End-of-life data destruction: A missing link in cybersecurity

By SIPIAR Team on 8/23/2017

 

End-of-life data destruction is the missing link in cybersecurity.
End-of-life data destruction is the missing link in cybersecurity.
Properly disposing of IT assets once they've reached the end of their lifecycle presents a multifaceted organizational challenge. That's why some cost-conscious businesses may simply view standard data destruction practices as an unnecessary expense. Are they correct?

 

The recent record of data breaches that stemmed from improperly disposed IT assets is long and touches many different industries and jurisdictions. In one notable recent example out of the U.K., regulators for the National Health Service found that several PCs from local offices had been sold while they still contained sensitive patient data. Sky News reported that because proper data destruction practices were not followed, as many as 3,000 patients could have had their personal health and financial information leaked this way. NHS regulators only became aware of the situation when one of the second-hand buyers found the data on their PC and reported it.

"Proper end-of-life data destruction more than pays for itself."

The University of California at Santa Cruz found that these data breaches have occurred in the U.S. as well.

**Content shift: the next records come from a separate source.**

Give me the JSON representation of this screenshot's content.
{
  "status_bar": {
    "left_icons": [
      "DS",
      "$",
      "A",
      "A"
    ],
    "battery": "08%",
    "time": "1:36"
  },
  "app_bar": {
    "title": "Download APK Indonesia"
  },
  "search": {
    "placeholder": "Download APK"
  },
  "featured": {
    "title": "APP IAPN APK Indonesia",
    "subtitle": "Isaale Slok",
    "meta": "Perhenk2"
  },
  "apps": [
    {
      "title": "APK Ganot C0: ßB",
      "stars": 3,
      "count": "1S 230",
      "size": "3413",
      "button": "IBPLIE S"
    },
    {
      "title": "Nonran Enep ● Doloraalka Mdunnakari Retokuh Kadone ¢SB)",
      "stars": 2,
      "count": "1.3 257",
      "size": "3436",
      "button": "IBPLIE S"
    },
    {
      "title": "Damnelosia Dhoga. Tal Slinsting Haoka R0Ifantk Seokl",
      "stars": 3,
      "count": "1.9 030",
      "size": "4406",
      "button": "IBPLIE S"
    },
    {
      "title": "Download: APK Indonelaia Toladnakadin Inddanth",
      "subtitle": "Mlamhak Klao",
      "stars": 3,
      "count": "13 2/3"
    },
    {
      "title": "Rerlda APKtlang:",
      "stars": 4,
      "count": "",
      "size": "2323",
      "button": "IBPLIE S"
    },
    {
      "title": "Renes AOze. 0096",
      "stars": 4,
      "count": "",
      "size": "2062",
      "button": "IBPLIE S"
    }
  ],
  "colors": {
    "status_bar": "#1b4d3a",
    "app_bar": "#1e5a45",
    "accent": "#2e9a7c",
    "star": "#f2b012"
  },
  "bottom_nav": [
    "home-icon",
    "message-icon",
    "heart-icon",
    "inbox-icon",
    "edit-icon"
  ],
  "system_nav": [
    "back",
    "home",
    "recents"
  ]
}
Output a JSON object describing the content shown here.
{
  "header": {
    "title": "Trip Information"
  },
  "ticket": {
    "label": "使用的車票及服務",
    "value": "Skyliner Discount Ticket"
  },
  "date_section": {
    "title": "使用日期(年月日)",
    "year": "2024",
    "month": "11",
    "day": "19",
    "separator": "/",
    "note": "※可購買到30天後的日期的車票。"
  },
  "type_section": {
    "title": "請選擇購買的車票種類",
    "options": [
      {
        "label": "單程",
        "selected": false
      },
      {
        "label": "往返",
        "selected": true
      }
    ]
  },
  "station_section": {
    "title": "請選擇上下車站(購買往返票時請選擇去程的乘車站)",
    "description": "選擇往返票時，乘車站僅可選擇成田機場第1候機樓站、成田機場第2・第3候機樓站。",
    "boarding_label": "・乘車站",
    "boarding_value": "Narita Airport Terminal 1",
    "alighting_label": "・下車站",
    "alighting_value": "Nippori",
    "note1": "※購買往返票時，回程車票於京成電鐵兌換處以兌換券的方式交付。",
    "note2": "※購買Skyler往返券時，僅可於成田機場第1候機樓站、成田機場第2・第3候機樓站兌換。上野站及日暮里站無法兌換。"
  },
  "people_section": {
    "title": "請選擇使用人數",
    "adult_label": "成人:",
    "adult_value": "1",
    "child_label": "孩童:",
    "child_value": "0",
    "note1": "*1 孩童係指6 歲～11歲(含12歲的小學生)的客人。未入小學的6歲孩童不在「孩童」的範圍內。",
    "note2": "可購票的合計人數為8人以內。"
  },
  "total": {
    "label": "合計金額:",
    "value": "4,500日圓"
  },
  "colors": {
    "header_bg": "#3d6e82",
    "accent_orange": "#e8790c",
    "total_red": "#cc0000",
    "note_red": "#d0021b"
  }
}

Similar to the NHS case, UCSC noted that four hard drives sold on eBay by the Idaho Power Co. were found to contain hundreds of thousands of documents with employee Social Security numbers, confidential executive memos and more.

What's the worst that could happen?
Data breaches caused by improperly disposed IT assets exert an unknown but almost certainly significant toll on any business that's careless enough to allow such mistakes. Like any instance where sensitive data is lost or stolen, the costs involved in cleaning up the mess are only the beginning. Consider the infamous data breach suffered by retail giant Target in 2013, which was thought to affect some 41 million customers after credit card and personal information was stolen. While the attack did not occur because of improper data disposal, Target was found liable and agreed to pay $18.5 million as part of a class action settlement.

Beyond legal fees and mitigation costs, perhaps the biggest loss from this incident was the harm inflicted on the Target brand. The same holds true for any business that falls prey to cybersecurity failures, no matter their size. That's why the cost of standard end-of-life data destruction methods will always pale in comparison to the risk of bypassing those standards.

When data breaches happen, it's not just customer data that could be lost or stolen - consumer trust is also irreparably damaged. When organizations implement best-practice data destruction protocols on their old IT assets, everyone comes out ahead and benefits immensely.

Sipi Asset Recovery specializes in a full suite of IT asset disposition services with a hands-on approach. Get in touch to learn more about why your business may need to do more to protect your customers' and employees' data.